Exercise description: In the entries below, count each line where "title" appears. Give the total and nothing more.

Given data:
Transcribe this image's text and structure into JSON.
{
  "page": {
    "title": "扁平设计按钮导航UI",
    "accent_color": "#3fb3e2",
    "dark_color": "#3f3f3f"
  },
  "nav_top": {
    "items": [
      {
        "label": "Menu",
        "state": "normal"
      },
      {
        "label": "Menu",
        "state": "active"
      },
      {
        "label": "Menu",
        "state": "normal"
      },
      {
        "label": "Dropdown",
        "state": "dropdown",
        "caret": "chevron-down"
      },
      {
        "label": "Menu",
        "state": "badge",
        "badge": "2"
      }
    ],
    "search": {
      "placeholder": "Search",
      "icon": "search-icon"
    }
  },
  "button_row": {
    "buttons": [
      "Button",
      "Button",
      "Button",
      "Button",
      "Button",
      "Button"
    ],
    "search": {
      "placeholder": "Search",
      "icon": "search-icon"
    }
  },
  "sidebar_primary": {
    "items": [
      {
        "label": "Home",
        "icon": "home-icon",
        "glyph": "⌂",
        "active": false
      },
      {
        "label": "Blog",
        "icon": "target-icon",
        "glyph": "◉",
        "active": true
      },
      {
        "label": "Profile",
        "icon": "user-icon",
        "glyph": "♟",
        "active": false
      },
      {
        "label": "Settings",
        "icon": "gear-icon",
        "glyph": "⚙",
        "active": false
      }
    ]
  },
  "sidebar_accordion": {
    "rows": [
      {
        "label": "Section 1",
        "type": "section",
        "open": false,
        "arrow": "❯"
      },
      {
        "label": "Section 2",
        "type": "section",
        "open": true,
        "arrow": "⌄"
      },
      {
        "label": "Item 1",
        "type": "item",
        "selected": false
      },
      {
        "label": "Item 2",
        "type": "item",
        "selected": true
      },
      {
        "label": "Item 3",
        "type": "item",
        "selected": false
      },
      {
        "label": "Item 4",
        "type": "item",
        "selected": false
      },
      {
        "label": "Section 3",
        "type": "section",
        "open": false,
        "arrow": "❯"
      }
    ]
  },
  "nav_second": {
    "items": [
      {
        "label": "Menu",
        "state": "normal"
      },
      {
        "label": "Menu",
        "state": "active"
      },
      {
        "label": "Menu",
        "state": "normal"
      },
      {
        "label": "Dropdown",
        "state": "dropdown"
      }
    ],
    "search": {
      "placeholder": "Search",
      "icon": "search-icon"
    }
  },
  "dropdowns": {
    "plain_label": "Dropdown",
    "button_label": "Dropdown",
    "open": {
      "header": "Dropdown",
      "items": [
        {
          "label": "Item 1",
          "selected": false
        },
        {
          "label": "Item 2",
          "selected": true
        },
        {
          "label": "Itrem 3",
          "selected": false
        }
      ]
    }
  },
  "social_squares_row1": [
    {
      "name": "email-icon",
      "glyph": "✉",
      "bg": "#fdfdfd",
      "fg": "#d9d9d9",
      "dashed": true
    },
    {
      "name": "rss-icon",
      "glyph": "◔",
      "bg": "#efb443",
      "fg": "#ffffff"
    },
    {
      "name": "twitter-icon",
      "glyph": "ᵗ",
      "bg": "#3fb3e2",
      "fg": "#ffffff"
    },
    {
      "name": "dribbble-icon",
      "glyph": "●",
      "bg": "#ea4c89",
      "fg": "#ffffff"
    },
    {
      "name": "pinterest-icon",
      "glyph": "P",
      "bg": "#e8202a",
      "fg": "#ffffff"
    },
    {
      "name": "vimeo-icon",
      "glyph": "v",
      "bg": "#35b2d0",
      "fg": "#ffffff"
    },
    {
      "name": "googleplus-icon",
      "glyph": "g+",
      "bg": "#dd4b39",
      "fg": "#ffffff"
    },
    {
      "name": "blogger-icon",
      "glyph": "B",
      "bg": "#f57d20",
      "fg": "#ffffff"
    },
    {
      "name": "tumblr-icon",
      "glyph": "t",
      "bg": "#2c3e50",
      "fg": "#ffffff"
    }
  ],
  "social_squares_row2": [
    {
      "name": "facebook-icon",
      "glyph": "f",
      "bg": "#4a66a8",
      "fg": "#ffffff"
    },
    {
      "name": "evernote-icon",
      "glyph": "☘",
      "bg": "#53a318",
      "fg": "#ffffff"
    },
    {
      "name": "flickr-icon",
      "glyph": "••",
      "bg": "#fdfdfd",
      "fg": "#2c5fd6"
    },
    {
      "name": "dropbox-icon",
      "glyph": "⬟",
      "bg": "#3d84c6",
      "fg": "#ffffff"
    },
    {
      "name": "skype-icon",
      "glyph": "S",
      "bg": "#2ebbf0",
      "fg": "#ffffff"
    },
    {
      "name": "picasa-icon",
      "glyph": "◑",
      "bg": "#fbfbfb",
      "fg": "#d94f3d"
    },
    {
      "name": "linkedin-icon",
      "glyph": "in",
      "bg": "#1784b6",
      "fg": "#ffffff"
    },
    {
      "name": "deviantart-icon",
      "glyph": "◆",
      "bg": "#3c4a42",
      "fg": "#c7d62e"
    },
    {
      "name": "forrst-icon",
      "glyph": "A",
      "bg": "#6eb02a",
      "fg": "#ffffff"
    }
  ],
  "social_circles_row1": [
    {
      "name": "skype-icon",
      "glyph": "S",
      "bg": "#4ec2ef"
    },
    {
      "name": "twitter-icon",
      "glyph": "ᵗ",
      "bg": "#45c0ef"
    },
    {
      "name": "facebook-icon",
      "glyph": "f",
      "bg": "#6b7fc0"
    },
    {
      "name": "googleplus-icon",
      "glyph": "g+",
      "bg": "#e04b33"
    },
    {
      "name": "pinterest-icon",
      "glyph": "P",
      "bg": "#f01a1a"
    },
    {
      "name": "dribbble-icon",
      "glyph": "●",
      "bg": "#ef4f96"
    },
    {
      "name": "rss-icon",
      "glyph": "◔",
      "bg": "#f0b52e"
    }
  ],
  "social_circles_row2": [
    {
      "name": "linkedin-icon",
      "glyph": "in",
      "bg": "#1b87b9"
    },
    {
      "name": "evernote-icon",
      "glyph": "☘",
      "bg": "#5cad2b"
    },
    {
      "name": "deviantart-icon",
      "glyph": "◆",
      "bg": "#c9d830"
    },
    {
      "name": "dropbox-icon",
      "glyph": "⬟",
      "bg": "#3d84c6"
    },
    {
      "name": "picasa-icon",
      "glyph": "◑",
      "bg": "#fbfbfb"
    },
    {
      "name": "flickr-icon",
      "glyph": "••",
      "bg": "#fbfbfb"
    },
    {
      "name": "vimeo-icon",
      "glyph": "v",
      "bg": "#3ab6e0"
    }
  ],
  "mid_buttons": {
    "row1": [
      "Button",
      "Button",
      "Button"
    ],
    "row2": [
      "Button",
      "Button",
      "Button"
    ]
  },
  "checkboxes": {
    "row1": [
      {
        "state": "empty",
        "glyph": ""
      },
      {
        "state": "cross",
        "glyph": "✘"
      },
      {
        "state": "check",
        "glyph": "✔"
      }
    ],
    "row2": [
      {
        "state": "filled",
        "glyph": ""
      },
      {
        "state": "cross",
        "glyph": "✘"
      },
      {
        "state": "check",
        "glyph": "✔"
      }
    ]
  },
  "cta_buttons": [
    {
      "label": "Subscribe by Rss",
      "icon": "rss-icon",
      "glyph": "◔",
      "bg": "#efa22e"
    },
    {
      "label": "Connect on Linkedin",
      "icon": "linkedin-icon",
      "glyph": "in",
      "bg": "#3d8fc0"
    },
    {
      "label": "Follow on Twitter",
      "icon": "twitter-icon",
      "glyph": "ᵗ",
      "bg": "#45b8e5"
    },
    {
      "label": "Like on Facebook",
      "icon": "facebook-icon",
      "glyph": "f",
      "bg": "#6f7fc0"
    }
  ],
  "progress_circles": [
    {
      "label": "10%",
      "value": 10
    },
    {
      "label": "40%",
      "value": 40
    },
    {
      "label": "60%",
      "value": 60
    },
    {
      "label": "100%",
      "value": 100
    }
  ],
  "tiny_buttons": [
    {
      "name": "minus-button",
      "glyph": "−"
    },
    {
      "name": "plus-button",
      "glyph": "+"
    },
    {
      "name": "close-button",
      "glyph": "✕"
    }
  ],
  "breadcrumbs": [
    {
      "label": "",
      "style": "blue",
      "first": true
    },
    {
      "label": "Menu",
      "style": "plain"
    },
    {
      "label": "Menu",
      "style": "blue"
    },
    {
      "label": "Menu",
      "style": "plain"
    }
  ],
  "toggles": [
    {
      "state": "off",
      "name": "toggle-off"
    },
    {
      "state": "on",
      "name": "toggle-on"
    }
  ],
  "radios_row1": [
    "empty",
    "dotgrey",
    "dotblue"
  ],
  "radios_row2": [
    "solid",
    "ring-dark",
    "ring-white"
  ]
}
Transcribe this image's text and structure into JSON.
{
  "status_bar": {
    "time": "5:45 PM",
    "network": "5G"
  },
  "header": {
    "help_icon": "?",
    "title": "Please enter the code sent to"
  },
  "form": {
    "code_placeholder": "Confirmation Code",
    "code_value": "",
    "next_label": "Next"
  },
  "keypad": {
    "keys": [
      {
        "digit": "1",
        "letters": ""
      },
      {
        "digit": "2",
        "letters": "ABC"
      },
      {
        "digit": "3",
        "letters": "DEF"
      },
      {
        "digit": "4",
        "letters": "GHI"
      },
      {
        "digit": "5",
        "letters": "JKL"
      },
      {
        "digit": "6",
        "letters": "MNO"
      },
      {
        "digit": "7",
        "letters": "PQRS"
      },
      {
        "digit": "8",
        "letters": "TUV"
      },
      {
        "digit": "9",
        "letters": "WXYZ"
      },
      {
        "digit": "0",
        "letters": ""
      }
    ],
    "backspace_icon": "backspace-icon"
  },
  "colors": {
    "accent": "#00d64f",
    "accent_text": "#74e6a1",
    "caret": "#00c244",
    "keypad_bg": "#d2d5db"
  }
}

Your solution: 2